*** Material for the task
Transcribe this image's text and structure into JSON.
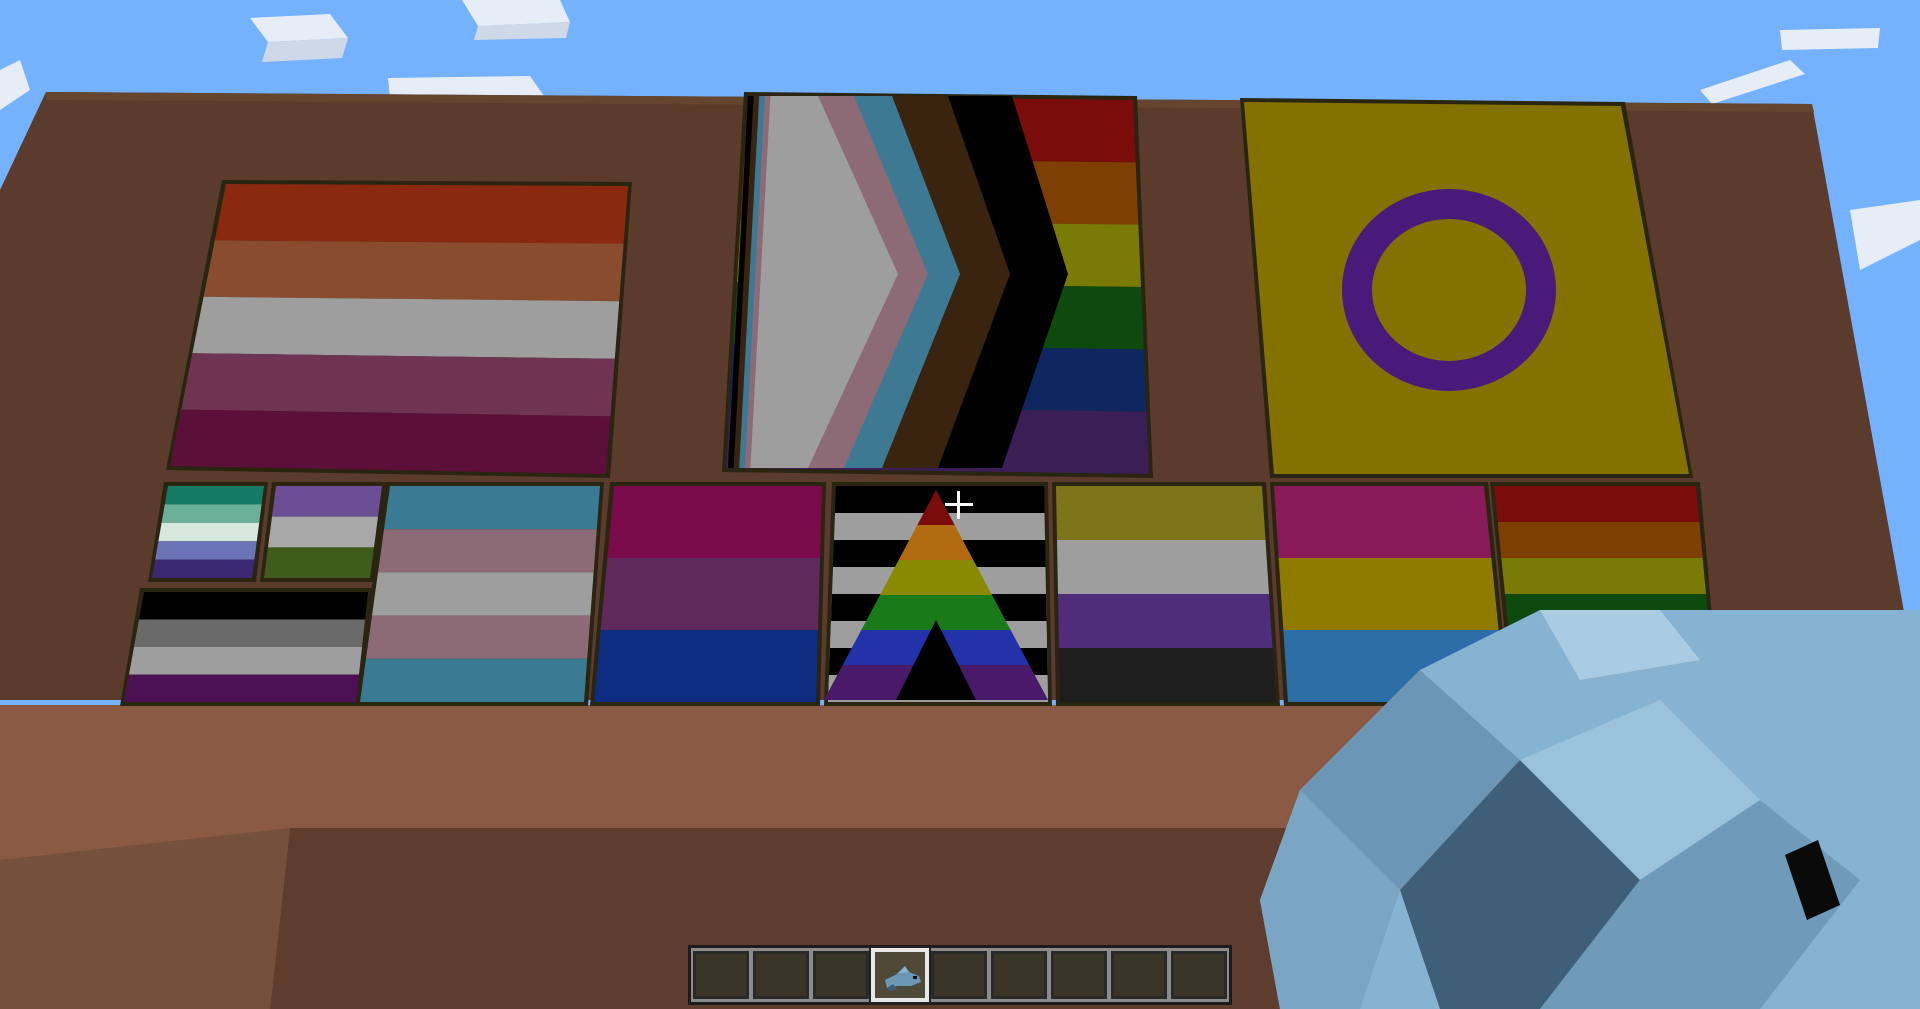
{
  "scene": {
    "description_kind": "minecraft-first-person",
    "colors": {
      "sky": "#74b1ff",
      "cloud": "#e9eff7",
      "wall": "#5a3b2c",
      "floor": "#8a5a44",
      "floor_front": "#5e3d2f",
      "frame": "#2a2510"
    }
  },
  "flags": [
    {
      "id": "lesbian",
      "stripes": [
        "#8a2810",
        "#8a4c2e",
        "#9e9e9e",
        "#6e3452",
        "#5c0f38"
      ]
    },
    {
      "id": "progress",
      "stripes": [
        "#7a0c0c",
        "#7e3f05",
        "#7a7a06",
        "#0e4a0e",
        "#0e2760",
        "#3a1e55"
      ]
    },
    {
      "id": "intersex",
      "field": "#837200",
      "ring": "#4a1a7a"
    },
    {
      "id": "mlm",
      "stripes": [
        "#157a64",
        "#6bb099",
        "#d6e7dd",
        "#6c74b8",
        "#3b2772"
      ]
    },
    {
      "id": "agender",
      "stripes": [
        "#6c4e96",
        "#a8a8a8",
        "#3f5c1c"
      ]
    },
    {
      "id": "asexual",
      "stripes": [
        "#000000",
        "#6a6a6a",
        "#9e9e9e",
        "#4c1054"
      ]
    },
    {
      "id": "trans",
      "stripes": [
        "#3a7b93",
        "#8c6a76",
        "#9e9e9e",
        "#8c6a76",
        "#3a7b93"
      ]
    },
    {
      "id": "bisexual",
      "stripes": [
        "#7a0a4a",
        "#5e2a5c",
        "#0e2d80"
      ]
    },
    {
      "id": "ally",
      "stripes": [
        "#000000",
        "#9e9e9e"
      ]
    },
    {
      "id": "nonbinary",
      "stripes": [
        "#7e741a",
        "#9e9e9e",
        "#4f2d7a",
        "#1e1e1e"
      ]
    },
    {
      "id": "pansexual",
      "stripes": [
        "#8a1a5a",
        "#8e7b00",
        "#2d6ea6"
      ]
    },
    {
      "id": "rainbow",
      "stripes": [
        "#7a0c0c",
        "#7e3f05",
        "#7a7a06",
        "#0e4a0e",
        "#1e2a6a",
        "#4a1a5a"
      ]
    }
  ],
  "held_item": {
    "icon": "dolphin-spawn-egg-icon",
    "colors": {
      "light": "#86b3d2",
      "mid": "#6b96b5",
      "dark": "#3f5f78"
    }
  },
  "hud": {
    "hotbar_slots": 9,
    "selected_slot": 3,
    "selected_item_icon": "dolphin-icon"
  }
}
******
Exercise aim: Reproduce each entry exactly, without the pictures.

Task result:
Transcribe this image's text and structure into JSON.
{
  "scene": {
    "description_kind": "minecraft-first-person",
    "colors": {
      "sky": "#74b1ff",
      "cloud": "#e9eff7",
      "wall": "#5a3b2c",
      "floor": "#8a5a44",
      "floor_front": "#5e3d2f",
      "frame": "#2a2510"
    }
  },
  "flags": [
    {
      "id": "lesbian",
      "stripes": [
        "#8a2810",
        "#8a4c2e",
        "#9e9e9e",
        "#6e3452",
        "#5c0f38"
      ]
    },
    {
      "id": "progress",
      "stripes": [
        "#7a0c0c",
        "#7e3f05",
        "#7a7a06",
        "#0e4a0e",
        "#0e2760",
        "#3a1e55"
      ]
    },
    {
      "id": "intersex",
      "field": "#837200",
      "ring": "#4a1a7a"
    },
    {
      "id": "mlm",
      "stripes": [
        "#157a64",
        "#6bb099",
        "#d6e7dd",
        "#6c74b8",
        "#3b2772"
      ]
    },
    {
      "id": "agender",
      "stripes": [
        "#6c4e96",
        "#a8a8a8",
        "#3f5c1c"
      ]
    },
    {
      "id": "asexual",
      "stripes": [
        "#000000",
        "#6a6a6a",
        "#9e9e9e",
        "#4c1054"
      ]
    },
    {
      "id": "trans",
      "stripes": [
        "#3a7b93",
        "#8c6a76",
        "#9e9e9e",
        "#8c6a76",
        "#3a7b93"
      ]
    },
    {
      "id": "bisexual",
      "stripes": [
        "#7a0a4a",
        "#5e2a5c",
        "#0e2d80"
      ]
    },
    {
      "id": "ally",
      "stripes": [
        "#000000",
        "#9e9e9e"
      ]
    },
    {
      "id": "nonbinary",
      "stripes": [
        "#7e741a",
        "#9e9e9e",
        "#4f2d7a",
        "#1e1e1e"
      ]
    },
    {
      "id": "pansexual",
      "stripes": [
        "#8a1a5a",
        "#8e7b00",
        "#2d6ea6"
      ]
    },
    {
      "id": "rainbow",
      "stripes": [
        "#7a0c0c",
        "#7e3f05",
        "#7a7a06",
        "#0e4a0e",
        "#1e2a6a",
        "#4a1a5a"
      ]
    }
  ],
  "held_item": {
    "icon": "dolphin-spawn-egg-icon",
    "colors": {
      "light": "#86b3d2",
      "mid": "#6b96b5",
      "dark": "#3f5f78"
    }
  },
  "hud": {
    "hotbar_slots": 9,
    "selected_slot": 3,
    "selected_item_icon": "dolphin-icon"
  }
}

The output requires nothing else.